:: Dataset records ::
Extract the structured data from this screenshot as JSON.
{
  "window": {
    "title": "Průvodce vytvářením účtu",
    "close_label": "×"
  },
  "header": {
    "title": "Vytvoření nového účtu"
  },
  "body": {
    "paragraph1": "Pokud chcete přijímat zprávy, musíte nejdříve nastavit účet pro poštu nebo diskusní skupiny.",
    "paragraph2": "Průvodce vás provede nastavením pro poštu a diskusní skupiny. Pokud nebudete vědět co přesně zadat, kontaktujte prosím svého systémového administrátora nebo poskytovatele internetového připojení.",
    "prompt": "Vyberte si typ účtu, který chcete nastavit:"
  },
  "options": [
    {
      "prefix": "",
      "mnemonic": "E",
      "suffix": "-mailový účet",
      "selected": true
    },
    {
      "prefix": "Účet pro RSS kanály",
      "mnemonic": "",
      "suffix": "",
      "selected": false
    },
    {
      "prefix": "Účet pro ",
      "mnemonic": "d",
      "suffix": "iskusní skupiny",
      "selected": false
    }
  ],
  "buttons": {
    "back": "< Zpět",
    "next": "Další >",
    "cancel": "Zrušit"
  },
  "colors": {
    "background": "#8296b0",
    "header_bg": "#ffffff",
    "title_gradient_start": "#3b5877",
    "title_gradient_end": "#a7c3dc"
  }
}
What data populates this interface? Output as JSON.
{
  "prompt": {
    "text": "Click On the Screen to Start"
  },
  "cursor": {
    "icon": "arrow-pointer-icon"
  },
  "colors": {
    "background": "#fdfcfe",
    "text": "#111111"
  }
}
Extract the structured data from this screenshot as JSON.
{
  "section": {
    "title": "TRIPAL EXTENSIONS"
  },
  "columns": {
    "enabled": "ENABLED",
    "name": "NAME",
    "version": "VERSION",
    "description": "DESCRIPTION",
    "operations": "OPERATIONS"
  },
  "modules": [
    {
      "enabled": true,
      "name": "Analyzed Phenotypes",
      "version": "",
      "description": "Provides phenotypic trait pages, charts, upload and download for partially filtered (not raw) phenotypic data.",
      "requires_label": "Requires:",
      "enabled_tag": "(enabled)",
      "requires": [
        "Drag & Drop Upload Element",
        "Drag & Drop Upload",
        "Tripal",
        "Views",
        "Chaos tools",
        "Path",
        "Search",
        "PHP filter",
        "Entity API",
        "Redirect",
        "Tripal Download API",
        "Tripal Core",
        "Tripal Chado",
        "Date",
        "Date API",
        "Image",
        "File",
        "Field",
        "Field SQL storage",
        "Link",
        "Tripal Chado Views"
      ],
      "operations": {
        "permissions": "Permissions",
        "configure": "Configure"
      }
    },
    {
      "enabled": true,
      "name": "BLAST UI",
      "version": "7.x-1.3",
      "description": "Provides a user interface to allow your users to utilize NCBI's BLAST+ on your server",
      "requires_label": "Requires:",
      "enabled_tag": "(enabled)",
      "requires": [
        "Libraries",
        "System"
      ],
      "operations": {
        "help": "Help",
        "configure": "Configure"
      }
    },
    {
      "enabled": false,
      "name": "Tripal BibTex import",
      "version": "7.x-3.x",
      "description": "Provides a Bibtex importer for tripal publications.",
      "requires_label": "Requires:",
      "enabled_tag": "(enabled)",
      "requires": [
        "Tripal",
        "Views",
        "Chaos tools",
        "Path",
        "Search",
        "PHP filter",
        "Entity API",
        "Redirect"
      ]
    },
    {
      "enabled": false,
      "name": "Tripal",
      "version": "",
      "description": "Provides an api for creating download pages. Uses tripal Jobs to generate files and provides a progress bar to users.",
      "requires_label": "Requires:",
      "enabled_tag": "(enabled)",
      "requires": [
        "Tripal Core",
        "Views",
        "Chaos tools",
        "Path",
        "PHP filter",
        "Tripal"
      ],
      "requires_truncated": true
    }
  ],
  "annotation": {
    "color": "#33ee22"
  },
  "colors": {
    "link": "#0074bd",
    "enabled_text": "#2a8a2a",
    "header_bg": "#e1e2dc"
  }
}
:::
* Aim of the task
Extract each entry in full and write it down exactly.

* Result for this exercise
Extract the structured data from this screenshot as JSON.
{
  "window": {
    "title": "Průvodce vytvářením účtu",
    "close_label": "×"
  },
  "header": {
    "title": "Vytvoření nového účtu"
  },
  "body": {
    "paragraph1": "Pokud chcete přijímat zprávy, musíte nejdříve nastavit účet pro poštu nebo diskusní skupiny.",
    "paragraph2": "Průvodce vás provede nastavením pro poštu a diskusní skupiny. Pokud nebudete vědět co přesně zadat, kontaktujte prosím svého systémového administrátora nebo poskytovatele internetového připojení.",
    "prompt": "Vyberte si typ účtu, který chcete nastavit:"
  },
  "options": [
    {
      "prefix": "",
      "mnemonic": "E",
      "suffix": "-mailový účet",
      "selected": true
    },
    {
      "prefix": "Účet pro RSS kanály",
      "mnemonic": "",
      "suffix": "",
      "selected": false
    },
    {
      "prefix": "Účet pro ",
      "mnemonic": "d",
      "suffix": "iskusní skupiny",
      "selected": false
    }
  ],
  "buttons": {
    "back": "< Zpět",
    "next": "Další >",
    "cancel": "Zrušit"
  },
  "colors": {
    "background": "#8296b0",
    "header_bg": "#ffffff",
    "title_gradient_start": "#3b5877",
    "title_gradient_end": "#a7c3dc"
  }
}
What data populates this interface? Output as JSON.
{
  "prompt": {
    "text": "Click On the Screen to Start"
  },
  "cursor": {
    "icon": "arrow-pointer-icon"
  },
  "colors": {
    "background": "#fdfcfe",
    "text": "#111111"
  }
}
Extract the structured data from this screenshot as JSON.
{
  "section": {
    "title": "TRIPAL EXTENSIONS"
  },
  "columns": {
    "enabled": "ENABLED",
    "name": "NAME",
    "version": "VERSION",
    "description": "DESCRIPTION",
    "operations": "OPERATIONS"
  },
  "modules": [
    {
      "enabled": true,
      "name": "Analyzed Phenotypes",
      "version": "",
      "description": "Provides phenotypic trait pages, charts, upload and download for partially filtered (not raw) phenotypic data.",
      "requires_label": "Requires:",
      "enabled_tag": "(enabled)",
      "requires": [
        "Drag & Drop Upload Element",
        "Drag & Drop Upload",
        "Tripal",
        "Views",
        "Chaos tools",
        "Path",
        "Search",
        "PHP filter",
        "Entity API",
        "Redirect",
        "Tripal Download API",
        "Tripal Core",
        "Tripal Chado",
        "Date",
        "Date API",
        "Image",
        "File",
        "Field",
        "Field SQL storage",
        "Link",
        "Tripal Chado Views"
      ],
      "operations": {
        "permissions": "Permissions",
        "configure": "Configure"
      }
    },
    {
      "enabled": true,
      "name": "BLAST UI",
      "version": "7.x-1.3",
      "description": "Provides a user interface to allow your users to utilize NCBI's BLAST+ on your server",
      "requires_label": "Requires:",
      "enabled_tag": "(enabled)",
      "requires": [
        "Libraries",
        "System"
      ],
      "operations": {
        "help": "Help",
        "configure": "Configure"
      }
    },
    {
      "enabled": false,
      "name": "Tripal BibTex import",
      "version": "7.x-3.x",
      "description": "Provides a Bibtex importer for tripal publications.",
      "requires_label": "Requires:",
      "enabled_tag": "(enabled)",
      "requires": [
        "Tripal",
        "Views",
        "Chaos tools",
        "Path",
        "Search",
        "PHP filter",
        "Entity API",
        "Redirect"
      ]
    },
    {
      "enabled": false,
      "name": "Tripal",
      "version": "",
      "description": "Provides an api for creating download pages. Uses tripal Jobs to generate files and provides a progress bar to users.",
      "requires_label": "Requires:",
      "enabled_tag": "(enabled)",
      "requires": [
        "Tripal Core",
        "Views",
        "Chaos tools",
        "Path",
        "PHP filter",
        "Tripal"
      ],
      "requires_truncated": true
    }
  ],
  "annotation": {
    "color": "#33ee22"
  },
  "colors": {
    "link": "#0074bd",
    "enabled_text": "#2a8a2a",
    "header_bg": "#e1e2dc"
  }
}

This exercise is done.